(MedTech Dive 3/27/23)
A company called Applied VR announced the addition of a new HCPCS Level II code (E1905), which will be used to bill its immersive virtual reality product. The code, with description Virtual reality cognitive behavioral therapy device (cbt), including pre-programmed therapy software, has been designated as a part of the Durable Medical Equipment benefit category. CMS stated “The medical software and the device on which it is housed are so integral to each other that we consider them to be one whole device, not software and a separate device.”
(PR NewsWire 3/21/23)
The Medicare Administrative Contractors (MACs) met in February to discuss the need to publish a local coverage determination for remote physiological and remote therapeutic monitoring. A 30-day public comment period included discussion of the benefits of remote monitoring and the use of third-party vendor monitoring services. This increased scrutiny is to be expected since use of remote monitoring has increased rapidly since the introduction of these reimbursement codes.
(JD Supra 3/22/23)
1/3 of physicians surveyed by the American Medical Association (AMA) blamed prior authorization for barriers to care that resulted in serious adverse events for patients. 86% of those surveyed believed that prior authorization led to higher overall utilization of healthcare, not to a reduction of costs.
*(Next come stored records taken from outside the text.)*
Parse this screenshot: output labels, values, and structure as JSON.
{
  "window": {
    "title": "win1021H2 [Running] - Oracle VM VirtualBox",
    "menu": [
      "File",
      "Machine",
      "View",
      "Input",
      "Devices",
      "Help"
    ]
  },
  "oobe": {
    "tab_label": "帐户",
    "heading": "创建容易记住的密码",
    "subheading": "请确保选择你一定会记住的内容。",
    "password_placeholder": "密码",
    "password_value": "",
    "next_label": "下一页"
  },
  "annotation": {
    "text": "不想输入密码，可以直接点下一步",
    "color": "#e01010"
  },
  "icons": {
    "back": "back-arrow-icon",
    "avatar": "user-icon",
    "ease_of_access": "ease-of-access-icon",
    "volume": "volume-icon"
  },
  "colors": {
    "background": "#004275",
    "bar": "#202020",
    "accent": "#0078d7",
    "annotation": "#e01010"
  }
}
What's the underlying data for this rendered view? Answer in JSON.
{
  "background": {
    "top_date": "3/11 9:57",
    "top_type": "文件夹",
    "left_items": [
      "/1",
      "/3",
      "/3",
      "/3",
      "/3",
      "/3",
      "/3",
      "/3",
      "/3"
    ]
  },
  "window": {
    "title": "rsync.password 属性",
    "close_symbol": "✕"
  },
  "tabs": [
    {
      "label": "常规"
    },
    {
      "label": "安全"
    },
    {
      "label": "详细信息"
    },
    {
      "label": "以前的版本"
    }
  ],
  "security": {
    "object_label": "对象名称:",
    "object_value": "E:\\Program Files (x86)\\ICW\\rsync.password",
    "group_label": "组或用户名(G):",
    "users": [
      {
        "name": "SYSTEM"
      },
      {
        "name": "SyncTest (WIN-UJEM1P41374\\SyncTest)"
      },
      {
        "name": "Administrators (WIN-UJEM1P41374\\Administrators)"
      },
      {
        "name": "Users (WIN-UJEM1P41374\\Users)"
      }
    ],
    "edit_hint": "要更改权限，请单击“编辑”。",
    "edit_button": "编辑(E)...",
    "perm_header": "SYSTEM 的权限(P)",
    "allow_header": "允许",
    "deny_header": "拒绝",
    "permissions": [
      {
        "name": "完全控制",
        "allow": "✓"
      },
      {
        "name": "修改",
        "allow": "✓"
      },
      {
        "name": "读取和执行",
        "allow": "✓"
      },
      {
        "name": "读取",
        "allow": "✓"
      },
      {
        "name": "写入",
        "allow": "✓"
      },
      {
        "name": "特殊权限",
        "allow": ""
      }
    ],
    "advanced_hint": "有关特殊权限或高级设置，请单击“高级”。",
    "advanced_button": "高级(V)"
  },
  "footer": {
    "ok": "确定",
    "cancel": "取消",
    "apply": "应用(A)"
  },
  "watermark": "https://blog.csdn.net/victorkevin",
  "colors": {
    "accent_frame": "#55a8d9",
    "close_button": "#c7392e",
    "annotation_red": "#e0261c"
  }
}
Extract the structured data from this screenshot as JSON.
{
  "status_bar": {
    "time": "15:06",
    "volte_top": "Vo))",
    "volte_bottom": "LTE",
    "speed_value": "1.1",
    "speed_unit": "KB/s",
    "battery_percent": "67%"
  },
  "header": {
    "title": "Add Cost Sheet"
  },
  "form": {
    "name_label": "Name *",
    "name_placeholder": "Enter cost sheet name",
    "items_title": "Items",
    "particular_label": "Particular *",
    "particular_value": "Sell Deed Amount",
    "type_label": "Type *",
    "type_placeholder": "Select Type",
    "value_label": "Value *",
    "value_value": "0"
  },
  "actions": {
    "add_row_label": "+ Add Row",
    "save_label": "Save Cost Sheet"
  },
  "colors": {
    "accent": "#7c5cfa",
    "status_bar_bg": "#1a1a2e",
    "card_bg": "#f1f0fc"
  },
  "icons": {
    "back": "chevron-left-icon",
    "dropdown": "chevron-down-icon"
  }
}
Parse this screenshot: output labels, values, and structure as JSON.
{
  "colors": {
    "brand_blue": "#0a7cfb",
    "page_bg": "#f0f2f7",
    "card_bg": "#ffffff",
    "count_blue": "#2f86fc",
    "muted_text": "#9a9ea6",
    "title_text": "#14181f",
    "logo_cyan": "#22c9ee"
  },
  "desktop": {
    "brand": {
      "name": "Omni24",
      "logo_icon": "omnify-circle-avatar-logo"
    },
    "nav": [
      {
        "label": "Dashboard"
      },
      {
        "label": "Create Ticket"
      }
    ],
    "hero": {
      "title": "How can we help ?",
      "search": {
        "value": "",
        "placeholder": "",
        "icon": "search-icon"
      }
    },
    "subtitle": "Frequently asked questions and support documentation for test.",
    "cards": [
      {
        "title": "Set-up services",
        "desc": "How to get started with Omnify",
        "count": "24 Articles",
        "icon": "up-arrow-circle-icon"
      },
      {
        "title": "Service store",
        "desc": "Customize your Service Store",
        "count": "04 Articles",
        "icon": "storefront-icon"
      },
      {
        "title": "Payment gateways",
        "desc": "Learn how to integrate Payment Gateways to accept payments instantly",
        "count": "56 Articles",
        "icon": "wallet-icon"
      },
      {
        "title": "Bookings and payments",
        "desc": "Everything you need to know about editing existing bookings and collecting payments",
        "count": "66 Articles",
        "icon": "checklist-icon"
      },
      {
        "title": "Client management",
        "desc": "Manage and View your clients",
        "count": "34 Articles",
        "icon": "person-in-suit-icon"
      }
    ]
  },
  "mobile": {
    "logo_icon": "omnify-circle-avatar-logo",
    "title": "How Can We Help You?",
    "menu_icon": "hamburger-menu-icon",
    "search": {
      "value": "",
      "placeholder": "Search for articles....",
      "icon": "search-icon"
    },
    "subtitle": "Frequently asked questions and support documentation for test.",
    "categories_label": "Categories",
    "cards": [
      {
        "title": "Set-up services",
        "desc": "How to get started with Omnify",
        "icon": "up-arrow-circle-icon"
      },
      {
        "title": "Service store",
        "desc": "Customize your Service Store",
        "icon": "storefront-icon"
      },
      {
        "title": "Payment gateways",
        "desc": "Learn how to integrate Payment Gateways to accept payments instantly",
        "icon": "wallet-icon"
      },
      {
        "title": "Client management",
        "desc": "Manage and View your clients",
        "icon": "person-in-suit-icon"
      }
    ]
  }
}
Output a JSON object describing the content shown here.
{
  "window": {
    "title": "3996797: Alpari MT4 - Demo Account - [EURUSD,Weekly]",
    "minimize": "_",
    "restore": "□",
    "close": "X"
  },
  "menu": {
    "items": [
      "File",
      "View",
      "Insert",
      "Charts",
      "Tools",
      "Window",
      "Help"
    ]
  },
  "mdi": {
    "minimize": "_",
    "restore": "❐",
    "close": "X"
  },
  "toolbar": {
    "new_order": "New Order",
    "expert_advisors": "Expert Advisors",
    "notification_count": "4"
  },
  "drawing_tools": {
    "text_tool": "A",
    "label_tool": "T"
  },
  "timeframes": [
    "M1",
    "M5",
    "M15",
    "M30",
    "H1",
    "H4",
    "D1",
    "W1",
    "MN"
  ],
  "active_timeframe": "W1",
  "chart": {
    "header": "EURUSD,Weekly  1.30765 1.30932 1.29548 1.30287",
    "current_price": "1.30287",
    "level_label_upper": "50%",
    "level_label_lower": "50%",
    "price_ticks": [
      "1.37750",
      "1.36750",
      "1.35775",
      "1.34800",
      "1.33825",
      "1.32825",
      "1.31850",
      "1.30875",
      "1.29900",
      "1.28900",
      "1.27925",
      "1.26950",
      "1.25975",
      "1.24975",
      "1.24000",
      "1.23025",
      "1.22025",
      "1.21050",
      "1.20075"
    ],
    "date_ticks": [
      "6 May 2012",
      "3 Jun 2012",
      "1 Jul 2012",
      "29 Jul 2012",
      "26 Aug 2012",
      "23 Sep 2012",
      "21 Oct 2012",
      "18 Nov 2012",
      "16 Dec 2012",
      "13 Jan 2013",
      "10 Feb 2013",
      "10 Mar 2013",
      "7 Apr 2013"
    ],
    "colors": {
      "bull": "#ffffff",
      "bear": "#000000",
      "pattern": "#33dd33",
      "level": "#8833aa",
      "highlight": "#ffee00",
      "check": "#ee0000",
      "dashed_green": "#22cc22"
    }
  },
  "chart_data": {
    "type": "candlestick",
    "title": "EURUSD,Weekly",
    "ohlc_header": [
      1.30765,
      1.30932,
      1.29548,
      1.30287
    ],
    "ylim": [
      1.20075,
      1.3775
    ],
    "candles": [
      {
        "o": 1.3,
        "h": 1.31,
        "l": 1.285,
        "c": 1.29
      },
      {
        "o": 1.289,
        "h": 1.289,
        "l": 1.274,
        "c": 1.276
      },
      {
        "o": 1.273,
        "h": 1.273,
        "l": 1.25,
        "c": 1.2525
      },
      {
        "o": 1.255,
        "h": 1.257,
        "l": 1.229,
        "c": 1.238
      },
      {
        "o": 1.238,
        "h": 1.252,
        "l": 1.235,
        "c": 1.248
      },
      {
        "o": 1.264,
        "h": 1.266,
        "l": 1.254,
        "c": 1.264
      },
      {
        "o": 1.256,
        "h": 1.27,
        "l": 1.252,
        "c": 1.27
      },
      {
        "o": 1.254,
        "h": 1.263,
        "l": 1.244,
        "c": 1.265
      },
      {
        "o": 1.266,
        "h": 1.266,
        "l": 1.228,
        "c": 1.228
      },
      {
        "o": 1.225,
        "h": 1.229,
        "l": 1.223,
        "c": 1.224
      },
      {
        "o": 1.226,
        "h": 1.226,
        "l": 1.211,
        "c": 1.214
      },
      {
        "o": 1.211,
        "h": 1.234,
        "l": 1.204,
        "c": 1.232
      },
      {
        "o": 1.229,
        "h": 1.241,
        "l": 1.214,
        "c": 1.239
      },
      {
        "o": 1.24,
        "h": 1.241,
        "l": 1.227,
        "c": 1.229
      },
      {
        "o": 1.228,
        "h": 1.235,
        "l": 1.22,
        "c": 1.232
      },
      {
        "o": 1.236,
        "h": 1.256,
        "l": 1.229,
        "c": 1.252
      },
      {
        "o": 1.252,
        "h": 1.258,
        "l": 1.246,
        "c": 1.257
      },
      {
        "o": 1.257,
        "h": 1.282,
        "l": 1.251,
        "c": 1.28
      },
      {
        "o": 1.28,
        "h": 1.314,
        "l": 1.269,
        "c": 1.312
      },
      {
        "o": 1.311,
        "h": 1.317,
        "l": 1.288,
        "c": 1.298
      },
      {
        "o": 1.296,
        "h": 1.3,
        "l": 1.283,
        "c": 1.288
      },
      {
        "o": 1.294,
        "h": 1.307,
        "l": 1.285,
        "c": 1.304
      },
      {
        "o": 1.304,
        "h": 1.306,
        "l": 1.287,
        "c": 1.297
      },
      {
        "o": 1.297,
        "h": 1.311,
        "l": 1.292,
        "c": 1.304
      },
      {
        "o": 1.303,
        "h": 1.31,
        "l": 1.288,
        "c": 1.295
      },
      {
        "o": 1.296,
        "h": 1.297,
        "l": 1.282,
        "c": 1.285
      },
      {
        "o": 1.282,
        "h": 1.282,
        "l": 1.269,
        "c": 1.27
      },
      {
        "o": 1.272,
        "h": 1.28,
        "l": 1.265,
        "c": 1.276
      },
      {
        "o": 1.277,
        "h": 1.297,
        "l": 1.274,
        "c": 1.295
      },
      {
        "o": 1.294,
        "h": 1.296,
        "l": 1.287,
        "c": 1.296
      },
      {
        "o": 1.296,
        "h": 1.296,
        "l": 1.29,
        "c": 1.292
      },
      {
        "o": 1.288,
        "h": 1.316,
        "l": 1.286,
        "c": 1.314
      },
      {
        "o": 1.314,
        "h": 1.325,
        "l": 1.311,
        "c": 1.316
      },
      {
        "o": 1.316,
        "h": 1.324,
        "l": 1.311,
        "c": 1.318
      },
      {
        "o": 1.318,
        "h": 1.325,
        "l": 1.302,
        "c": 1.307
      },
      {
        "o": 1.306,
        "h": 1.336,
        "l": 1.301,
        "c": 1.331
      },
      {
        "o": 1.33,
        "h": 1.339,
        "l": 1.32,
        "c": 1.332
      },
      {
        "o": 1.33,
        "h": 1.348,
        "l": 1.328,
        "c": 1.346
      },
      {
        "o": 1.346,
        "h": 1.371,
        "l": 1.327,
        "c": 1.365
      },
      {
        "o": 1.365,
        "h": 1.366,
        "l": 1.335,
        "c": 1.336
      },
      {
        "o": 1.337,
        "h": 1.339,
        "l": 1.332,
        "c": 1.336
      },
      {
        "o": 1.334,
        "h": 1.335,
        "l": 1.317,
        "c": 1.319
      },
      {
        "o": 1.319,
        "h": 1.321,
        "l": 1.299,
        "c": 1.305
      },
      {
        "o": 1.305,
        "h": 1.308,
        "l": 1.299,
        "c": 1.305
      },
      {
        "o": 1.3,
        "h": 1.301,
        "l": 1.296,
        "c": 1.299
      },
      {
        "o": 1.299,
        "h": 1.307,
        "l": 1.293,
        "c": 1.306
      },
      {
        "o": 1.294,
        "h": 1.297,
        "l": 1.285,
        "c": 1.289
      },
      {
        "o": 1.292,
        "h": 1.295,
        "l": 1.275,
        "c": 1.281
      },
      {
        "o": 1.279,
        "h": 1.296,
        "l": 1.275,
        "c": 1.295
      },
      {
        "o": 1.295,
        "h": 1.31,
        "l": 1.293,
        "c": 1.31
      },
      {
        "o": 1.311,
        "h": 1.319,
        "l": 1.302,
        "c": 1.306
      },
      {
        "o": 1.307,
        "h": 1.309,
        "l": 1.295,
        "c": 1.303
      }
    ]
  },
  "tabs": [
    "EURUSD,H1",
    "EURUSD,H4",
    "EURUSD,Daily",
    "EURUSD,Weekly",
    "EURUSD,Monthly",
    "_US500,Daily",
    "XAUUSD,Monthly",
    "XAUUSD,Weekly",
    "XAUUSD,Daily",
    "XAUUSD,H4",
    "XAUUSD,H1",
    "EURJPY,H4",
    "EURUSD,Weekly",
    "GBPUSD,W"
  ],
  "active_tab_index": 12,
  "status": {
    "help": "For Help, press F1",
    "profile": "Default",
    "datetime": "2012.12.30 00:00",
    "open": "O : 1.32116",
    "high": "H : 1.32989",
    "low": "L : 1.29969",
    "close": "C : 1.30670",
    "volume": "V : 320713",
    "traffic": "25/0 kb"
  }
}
AMA president Jack Resneck Jr. called the authorization control system “byzantine” and “rife for opportunities for reform”. Prior Authorization was enacted by insurers to reduce the use of unneeded and expensive procedures and medical devices, but the administrative burden caused by these requirements weighs heavily on healthcare providers in addition to causing delays in patient care.
(MedPage Today 3/13/23)
The Simbex Regulatory and Reimbursement Recap is a monthly briefing for news in the regulatory and healthcare reimbursement space relevant to Simbex areas of expertise. The briefing is curated by Amaris Ajamil, PhD, RAC, Simbex Director, Quality and Regulatory, and Angela Smalley, PhD, Simbex Senior Product Consultant. A story’s inclusion does not imply endorsement by Simbex.